TASK DESCRIPTION: Scan the records for the string "this"; copy each line where it occurs.

[Data records for software interfaces]

####################

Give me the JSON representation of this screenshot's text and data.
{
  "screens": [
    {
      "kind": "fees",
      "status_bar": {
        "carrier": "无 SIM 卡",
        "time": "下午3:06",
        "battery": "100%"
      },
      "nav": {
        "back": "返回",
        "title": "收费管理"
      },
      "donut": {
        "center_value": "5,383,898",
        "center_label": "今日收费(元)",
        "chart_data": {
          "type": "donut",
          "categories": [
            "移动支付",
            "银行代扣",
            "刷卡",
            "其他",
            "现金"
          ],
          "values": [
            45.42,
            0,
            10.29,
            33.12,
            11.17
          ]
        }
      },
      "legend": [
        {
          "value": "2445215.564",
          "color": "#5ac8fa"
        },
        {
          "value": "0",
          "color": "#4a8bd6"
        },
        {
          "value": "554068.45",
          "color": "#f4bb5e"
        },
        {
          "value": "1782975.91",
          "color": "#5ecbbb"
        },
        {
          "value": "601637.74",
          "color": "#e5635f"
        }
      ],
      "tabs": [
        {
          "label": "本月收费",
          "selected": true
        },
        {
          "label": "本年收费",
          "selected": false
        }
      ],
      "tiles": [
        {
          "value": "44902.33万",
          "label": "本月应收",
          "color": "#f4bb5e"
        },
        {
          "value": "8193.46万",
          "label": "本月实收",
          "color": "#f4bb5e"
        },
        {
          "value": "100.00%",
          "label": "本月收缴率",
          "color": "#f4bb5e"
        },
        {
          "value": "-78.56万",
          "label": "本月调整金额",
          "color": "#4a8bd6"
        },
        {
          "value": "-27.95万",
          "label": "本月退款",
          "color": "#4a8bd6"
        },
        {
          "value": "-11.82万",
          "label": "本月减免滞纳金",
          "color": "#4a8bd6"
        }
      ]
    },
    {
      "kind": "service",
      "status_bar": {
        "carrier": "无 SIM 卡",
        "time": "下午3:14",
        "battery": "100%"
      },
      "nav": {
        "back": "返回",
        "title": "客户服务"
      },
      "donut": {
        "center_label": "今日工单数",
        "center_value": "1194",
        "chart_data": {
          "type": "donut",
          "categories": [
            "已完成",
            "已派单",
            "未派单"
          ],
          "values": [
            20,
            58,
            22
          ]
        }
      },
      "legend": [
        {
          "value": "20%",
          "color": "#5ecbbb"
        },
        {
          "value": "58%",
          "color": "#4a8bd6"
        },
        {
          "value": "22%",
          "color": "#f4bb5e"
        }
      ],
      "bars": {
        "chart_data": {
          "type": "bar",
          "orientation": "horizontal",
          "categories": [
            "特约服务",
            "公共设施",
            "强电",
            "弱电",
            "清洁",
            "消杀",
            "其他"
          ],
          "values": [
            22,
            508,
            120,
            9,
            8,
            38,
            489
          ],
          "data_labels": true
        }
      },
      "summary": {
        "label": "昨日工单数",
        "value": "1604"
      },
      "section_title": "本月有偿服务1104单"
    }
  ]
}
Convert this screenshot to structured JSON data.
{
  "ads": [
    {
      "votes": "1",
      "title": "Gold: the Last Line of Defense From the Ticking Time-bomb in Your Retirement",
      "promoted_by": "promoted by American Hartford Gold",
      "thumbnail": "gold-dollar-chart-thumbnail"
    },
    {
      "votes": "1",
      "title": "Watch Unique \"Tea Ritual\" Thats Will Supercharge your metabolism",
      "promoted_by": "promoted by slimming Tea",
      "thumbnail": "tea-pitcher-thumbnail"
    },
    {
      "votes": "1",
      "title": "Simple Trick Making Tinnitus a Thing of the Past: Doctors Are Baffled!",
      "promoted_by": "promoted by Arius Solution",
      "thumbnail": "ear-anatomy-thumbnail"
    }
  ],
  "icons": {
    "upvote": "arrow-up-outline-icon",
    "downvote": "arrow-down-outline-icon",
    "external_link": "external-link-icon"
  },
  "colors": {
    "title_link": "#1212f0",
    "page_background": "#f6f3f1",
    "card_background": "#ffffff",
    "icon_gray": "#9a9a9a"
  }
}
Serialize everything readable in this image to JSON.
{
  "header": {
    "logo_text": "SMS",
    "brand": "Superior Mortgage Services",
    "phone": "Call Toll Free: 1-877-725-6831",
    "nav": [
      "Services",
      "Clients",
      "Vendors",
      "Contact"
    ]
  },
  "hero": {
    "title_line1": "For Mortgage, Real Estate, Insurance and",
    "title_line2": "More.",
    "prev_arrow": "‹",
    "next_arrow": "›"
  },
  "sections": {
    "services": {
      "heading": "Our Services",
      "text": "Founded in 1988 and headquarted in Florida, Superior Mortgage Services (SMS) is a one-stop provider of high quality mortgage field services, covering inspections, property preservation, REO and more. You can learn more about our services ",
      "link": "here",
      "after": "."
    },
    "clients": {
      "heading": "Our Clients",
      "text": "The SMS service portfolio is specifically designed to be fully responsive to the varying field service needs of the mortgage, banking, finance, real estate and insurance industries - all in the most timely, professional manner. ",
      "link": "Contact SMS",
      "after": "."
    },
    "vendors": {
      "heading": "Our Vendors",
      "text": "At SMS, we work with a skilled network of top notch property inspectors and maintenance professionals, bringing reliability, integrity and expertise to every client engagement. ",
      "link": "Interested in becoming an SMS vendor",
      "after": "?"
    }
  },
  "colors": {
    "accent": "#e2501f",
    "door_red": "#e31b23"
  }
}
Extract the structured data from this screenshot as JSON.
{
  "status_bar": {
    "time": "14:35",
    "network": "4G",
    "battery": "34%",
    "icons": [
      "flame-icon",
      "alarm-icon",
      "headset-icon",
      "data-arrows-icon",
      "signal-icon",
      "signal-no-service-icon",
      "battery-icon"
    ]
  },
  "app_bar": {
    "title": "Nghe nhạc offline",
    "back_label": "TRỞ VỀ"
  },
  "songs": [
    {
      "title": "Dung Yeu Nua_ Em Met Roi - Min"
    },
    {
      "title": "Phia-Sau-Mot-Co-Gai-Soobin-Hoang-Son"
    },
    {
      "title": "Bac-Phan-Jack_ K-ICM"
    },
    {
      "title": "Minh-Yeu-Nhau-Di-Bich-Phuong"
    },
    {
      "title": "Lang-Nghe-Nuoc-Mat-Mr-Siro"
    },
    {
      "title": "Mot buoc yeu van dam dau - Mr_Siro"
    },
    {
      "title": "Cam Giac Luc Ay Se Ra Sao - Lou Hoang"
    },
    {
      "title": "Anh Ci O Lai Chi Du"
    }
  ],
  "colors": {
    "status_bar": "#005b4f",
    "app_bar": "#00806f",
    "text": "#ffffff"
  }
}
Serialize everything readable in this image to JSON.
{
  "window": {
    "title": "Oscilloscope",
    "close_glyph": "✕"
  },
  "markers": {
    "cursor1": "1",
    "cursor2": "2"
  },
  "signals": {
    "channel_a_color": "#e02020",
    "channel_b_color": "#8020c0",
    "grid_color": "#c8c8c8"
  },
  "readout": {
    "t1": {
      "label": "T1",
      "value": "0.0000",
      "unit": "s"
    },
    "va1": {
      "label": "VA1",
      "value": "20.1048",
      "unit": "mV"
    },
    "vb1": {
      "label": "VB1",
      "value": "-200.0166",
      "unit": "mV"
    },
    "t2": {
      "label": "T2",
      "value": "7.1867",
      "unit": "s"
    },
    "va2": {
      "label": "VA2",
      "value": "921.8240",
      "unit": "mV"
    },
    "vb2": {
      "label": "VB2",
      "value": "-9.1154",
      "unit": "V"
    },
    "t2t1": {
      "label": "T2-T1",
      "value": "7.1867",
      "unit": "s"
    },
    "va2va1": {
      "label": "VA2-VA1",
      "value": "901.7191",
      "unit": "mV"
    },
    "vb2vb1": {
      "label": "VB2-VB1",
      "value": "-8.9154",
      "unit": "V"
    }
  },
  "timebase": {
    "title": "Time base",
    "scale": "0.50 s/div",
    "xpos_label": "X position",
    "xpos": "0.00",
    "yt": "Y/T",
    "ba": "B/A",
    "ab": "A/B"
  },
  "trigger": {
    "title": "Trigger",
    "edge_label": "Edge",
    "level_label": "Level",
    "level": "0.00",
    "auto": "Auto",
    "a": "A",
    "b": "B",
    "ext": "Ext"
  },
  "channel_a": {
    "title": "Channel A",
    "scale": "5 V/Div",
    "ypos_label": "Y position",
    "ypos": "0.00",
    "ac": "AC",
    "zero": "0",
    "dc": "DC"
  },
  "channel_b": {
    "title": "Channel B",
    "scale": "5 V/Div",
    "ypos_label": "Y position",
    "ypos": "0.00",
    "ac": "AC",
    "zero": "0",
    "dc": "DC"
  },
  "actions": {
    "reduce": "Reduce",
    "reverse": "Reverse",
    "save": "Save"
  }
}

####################

ANSWER BOX:
Give me the JSON representation of this screenshot's text and data.
Convert this screenshot to structured JSON data.
Serialize everything readable in this image to JSON.
Extract the structured data from this screenshot as JSON.
Serialize everything readable in this image to JSON.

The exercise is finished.